(Items from an interface collection)
━━━━━━━━━━━━━━━━━━━━━━━━━━━━━━

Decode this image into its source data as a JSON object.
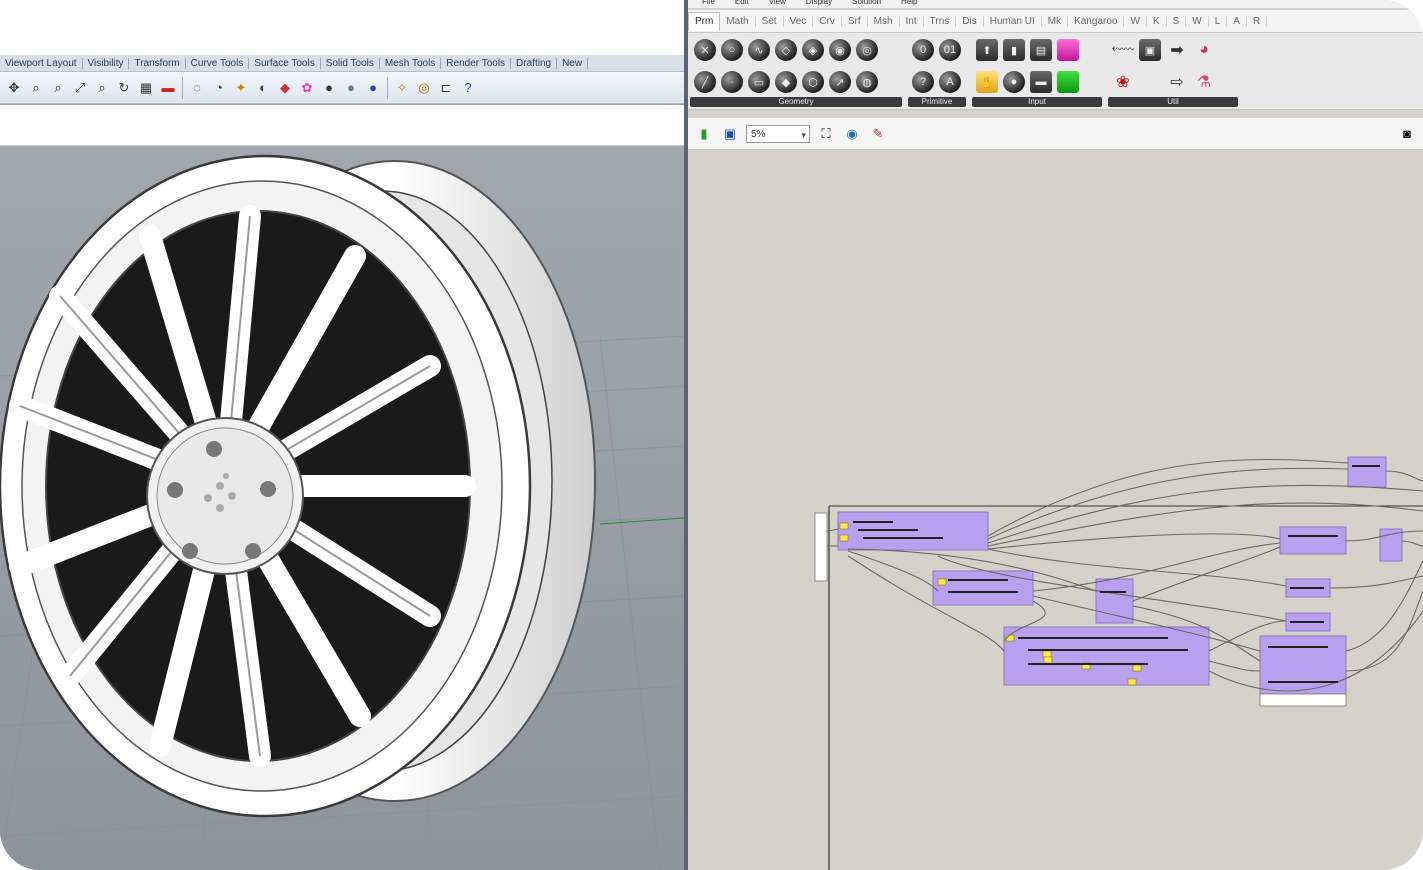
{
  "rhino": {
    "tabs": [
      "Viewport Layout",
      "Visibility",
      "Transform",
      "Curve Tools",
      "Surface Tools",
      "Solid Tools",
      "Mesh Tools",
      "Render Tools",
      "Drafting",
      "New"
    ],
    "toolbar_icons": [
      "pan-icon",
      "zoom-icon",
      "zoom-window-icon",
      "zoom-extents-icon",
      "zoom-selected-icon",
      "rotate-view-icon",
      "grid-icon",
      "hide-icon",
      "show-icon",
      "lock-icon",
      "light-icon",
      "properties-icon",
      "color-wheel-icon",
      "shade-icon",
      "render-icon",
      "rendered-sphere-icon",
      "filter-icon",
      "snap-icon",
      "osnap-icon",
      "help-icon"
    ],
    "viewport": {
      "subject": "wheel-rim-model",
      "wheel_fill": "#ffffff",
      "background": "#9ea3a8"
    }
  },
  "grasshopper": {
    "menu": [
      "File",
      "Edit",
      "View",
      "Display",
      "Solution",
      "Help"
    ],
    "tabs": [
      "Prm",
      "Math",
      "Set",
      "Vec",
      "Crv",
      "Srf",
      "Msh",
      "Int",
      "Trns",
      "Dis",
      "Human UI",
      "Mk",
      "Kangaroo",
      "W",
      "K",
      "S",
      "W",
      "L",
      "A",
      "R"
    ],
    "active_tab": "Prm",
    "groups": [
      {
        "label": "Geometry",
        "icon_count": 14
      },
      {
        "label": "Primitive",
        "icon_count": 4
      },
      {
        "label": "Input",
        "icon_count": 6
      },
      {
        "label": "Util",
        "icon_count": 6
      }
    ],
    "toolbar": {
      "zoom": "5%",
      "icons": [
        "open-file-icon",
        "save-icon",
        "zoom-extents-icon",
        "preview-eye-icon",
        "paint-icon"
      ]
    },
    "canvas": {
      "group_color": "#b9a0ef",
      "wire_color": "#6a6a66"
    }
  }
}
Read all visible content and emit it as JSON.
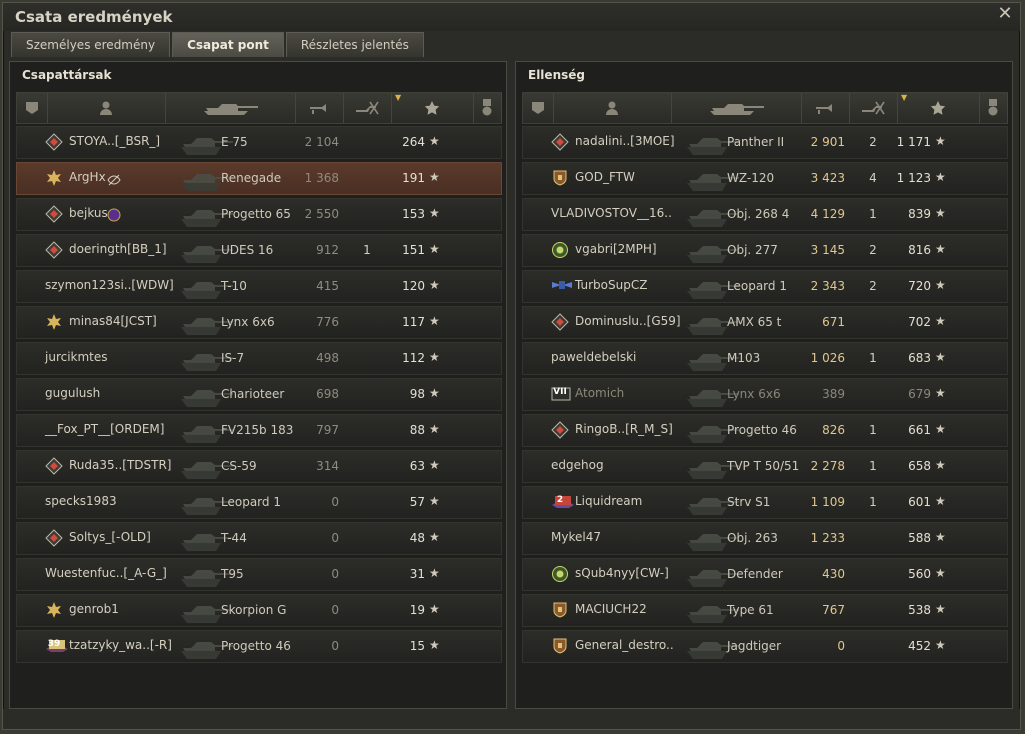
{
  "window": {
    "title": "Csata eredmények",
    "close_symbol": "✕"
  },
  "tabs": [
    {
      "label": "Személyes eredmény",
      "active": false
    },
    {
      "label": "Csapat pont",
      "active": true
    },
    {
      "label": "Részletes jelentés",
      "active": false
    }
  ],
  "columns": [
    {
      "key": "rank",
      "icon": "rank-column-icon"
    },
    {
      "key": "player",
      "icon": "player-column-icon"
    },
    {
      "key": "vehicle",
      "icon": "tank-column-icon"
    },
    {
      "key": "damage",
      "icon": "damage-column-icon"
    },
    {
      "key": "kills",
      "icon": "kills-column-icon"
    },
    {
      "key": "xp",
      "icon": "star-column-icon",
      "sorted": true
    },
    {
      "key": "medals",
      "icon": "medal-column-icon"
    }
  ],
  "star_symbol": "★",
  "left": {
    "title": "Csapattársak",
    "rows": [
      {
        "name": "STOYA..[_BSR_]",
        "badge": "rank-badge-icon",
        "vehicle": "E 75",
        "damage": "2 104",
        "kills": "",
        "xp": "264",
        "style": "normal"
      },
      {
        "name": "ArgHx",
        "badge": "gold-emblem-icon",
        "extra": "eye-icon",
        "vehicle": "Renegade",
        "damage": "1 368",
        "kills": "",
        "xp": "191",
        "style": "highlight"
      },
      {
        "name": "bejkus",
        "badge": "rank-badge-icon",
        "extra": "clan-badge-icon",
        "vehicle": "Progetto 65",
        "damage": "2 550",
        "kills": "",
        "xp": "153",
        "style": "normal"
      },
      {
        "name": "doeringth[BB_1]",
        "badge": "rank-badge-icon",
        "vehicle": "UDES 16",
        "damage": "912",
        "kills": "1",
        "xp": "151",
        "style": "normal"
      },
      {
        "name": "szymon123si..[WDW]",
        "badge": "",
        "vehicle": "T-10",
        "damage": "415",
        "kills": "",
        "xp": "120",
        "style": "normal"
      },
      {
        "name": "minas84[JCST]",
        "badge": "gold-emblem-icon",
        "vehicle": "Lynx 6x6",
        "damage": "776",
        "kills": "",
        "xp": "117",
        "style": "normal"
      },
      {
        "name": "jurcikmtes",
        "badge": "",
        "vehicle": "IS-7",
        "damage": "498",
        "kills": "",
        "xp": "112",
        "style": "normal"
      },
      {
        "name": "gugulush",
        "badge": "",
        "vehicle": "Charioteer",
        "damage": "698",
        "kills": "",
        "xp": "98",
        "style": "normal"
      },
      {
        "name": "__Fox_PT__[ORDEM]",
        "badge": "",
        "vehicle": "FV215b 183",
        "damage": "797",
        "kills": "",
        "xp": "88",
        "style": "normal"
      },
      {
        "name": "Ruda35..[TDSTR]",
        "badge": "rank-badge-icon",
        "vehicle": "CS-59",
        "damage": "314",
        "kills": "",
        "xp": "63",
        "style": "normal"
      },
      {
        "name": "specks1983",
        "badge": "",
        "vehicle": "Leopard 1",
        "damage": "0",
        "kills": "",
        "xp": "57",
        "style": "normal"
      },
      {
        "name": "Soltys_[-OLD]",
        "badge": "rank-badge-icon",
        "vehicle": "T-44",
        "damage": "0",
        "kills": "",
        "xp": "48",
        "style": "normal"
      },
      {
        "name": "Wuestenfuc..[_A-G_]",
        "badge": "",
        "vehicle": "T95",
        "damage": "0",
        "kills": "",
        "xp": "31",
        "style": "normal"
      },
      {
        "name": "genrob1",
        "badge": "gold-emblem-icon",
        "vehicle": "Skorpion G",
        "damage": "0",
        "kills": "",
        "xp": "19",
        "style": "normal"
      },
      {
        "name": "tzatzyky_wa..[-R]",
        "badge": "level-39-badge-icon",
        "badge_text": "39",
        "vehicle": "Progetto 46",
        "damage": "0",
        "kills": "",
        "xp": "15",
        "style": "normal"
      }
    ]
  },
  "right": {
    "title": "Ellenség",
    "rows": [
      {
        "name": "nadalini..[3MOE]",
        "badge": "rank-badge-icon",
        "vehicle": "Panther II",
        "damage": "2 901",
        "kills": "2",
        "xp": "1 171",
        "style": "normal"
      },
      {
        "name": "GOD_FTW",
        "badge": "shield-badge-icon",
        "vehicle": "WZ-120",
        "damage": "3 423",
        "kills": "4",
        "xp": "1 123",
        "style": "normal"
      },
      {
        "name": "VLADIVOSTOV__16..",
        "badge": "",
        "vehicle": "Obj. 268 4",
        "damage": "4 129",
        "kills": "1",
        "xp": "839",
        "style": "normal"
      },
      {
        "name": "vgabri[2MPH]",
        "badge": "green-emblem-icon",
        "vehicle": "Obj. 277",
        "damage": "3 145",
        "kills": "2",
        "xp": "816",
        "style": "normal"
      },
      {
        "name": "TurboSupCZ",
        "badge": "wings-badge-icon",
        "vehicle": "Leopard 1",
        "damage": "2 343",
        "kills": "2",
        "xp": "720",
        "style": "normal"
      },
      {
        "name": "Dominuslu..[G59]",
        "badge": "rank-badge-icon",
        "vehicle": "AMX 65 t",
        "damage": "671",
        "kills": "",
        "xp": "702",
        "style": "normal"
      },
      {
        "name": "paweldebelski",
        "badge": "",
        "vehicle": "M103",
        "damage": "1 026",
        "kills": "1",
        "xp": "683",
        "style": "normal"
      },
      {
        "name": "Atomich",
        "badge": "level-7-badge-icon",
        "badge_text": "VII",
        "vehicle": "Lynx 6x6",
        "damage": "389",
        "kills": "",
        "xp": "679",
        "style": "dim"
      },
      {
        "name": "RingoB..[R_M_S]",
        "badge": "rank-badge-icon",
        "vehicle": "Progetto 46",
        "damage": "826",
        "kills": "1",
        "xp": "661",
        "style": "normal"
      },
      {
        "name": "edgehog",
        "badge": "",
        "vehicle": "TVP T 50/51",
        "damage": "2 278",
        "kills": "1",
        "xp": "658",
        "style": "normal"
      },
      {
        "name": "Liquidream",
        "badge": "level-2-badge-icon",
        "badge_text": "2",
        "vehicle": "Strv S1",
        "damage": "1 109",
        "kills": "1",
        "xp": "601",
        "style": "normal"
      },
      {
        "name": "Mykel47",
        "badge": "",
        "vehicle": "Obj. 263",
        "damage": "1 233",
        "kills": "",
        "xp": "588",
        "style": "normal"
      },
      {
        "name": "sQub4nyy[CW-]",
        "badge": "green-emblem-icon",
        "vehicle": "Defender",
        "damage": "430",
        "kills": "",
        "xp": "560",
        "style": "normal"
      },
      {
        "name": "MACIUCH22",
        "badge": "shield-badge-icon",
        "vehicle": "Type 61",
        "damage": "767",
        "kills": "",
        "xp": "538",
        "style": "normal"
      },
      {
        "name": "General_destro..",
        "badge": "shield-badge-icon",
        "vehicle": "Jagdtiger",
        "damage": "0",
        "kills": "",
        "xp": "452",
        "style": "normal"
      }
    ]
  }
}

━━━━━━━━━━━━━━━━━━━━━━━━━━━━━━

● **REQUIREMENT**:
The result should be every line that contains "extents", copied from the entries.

● **ANSWER TO THE PROBLEM**:
      "zoom-extents-icon",
        "zoom-extents-icon",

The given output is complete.